When the Pinetree Group Inc., a New York-based real estate investment firm, purchased Albany's 11 North Pearl Street for $2 million in 1999, company president Jim Pastreich did not anticipate just how much demand existed for carrier hotels. After about $5.5 million in renovations, the building quickly found tenants who continue to rent more room. Telecom giant Qwest Communications International Inc. has three floors, its competitor Global Crossing Ltd. has two floors, while e-business service provider BiznessOnline.com has a pair of floors. Other tenants include Paging Network Inc. (PageNet) and TimeWarner Telecom Inc.

The demand for carrier hotels and the number of suitable older buildings around the U.S. has tempted large Wall Street investment firms to jump into the market. Earlier this year, Morgan Stanley Dean Witter, through its real estate investment fund, created two companies to acquire, develop, and manage carrier hotels around the world. MetroNexus, based in New York and Paris, will cover North America and Europe, while Global Gateway, based in Los Angeles and Hong Kong, will focus on the Pacific Rim.

"The key here is speed to market," says Alex Twining, president and COO, MetroNexus, North America. The quick growth of high-tech industries has created a demand that often exceeds the amount of space and electricity available. Fortunately, many older buildings, which may have sat empty for years, can be converted into carrier hotels in as little as three months' time, depending on their condition and amenities.

When the first carrier hotels were developed in the late 1980s, high-tech companies chose to keep the location of their equipment a secret to elude the competition and avoid possible attacks from vandals or terrorists. But today, high-tech companies prefer to join forces and house their equipment in the same location.

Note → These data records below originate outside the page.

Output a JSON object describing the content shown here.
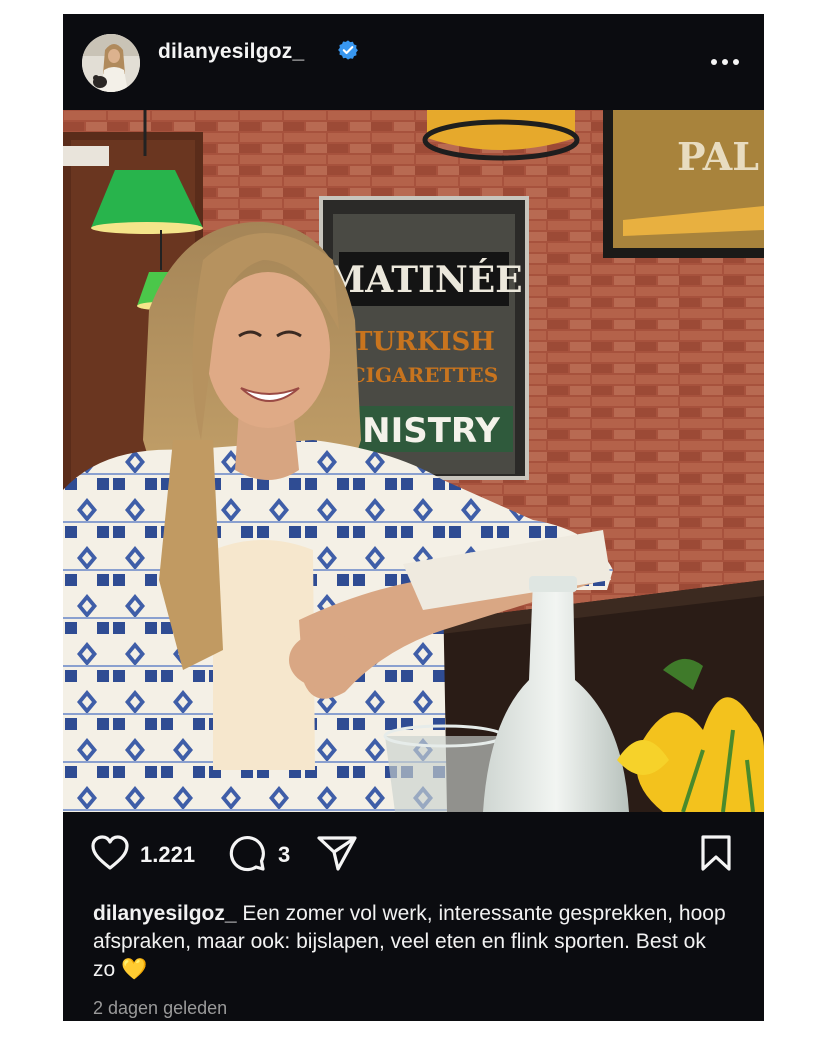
{
  "post": {
    "username": "dilanyesilgoz_",
    "verified": true,
    "photo_sign": {
      "line1": "MATINÉE",
      "line2": "TURKISH",
      "line3": "CIGARETTES",
      "line4": "NISTRY",
      "framed": "PAL"
    },
    "likes": "1.221",
    "comments": "3",
    "caption_text": "Een zomer vol werk, interessante gesprekken, hoop afspraken, maar ook: bijslapen, veel eten en flink sporten. Best ok zo 💛",
    "timestamp": "2 dagen geleden"
  },
  "colors": {
    "background": "#0b0c10",
    "text": "#f5f5f5",
    "muted": "#9a9a9a",
    "verified_blue": "#3897f0",
    "heart_emoji": "#f7c531"
  },
  "icons": [
    "avatar",
    "verified-badge-icon",
    "more-options-icon",
    "heart-icon",
    "comment-icon",
    "share-icon",
    "bookmark-icon"
  ]
}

"A lot of these carriers interconnect with each other," says Joseph Suppers, president of Node Com Inc., a Princeton, New Jersey, firm that helps companies find space in carrier hotels. "They're trying to create a critical mass by being in one facility." Indeed, marketing materials for carrier hotels often list their tenants as well as nearby high-tech companies.

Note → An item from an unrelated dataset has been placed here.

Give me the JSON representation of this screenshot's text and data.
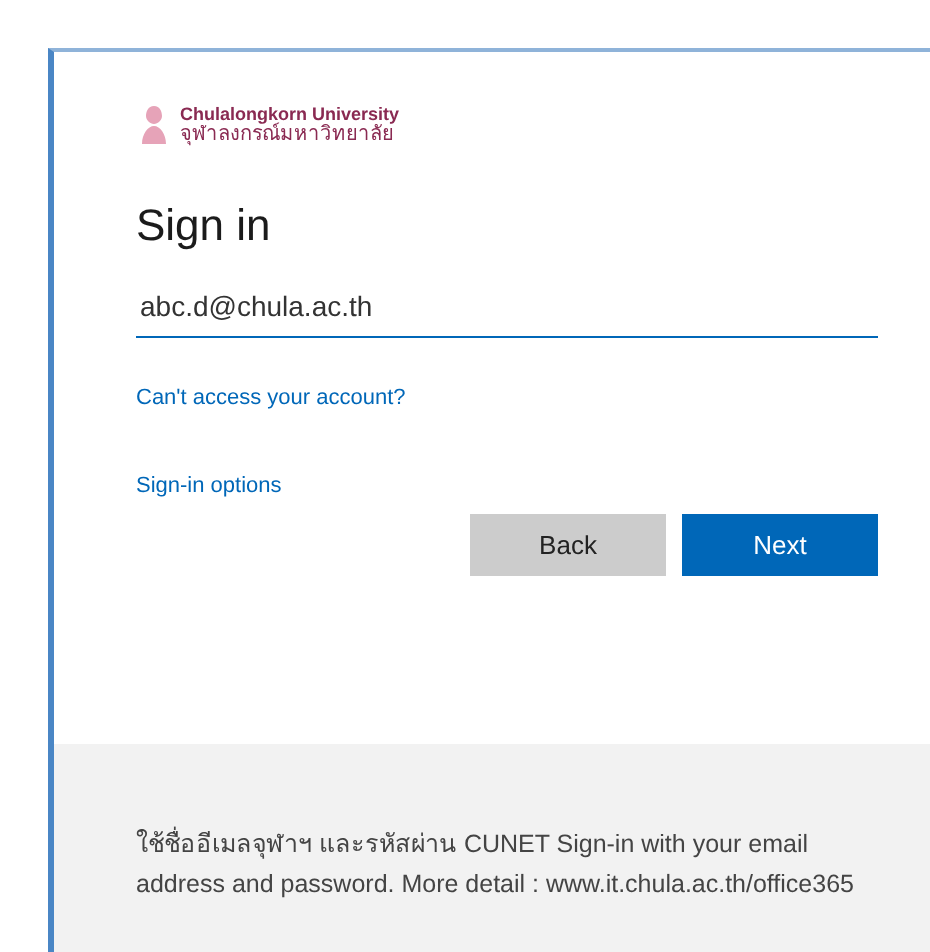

While part real estate and part high-tech venture, one of a carrier hotel's selling points is its location. In Albany, for example, 11 North Pearl Street sits near a large intersection of fiber-optic cables that connect New York, Montreal, Boston, and Buffalo. "Albany sits in the middle," Pastreich says. "That's what Albany's claim to fame was originally."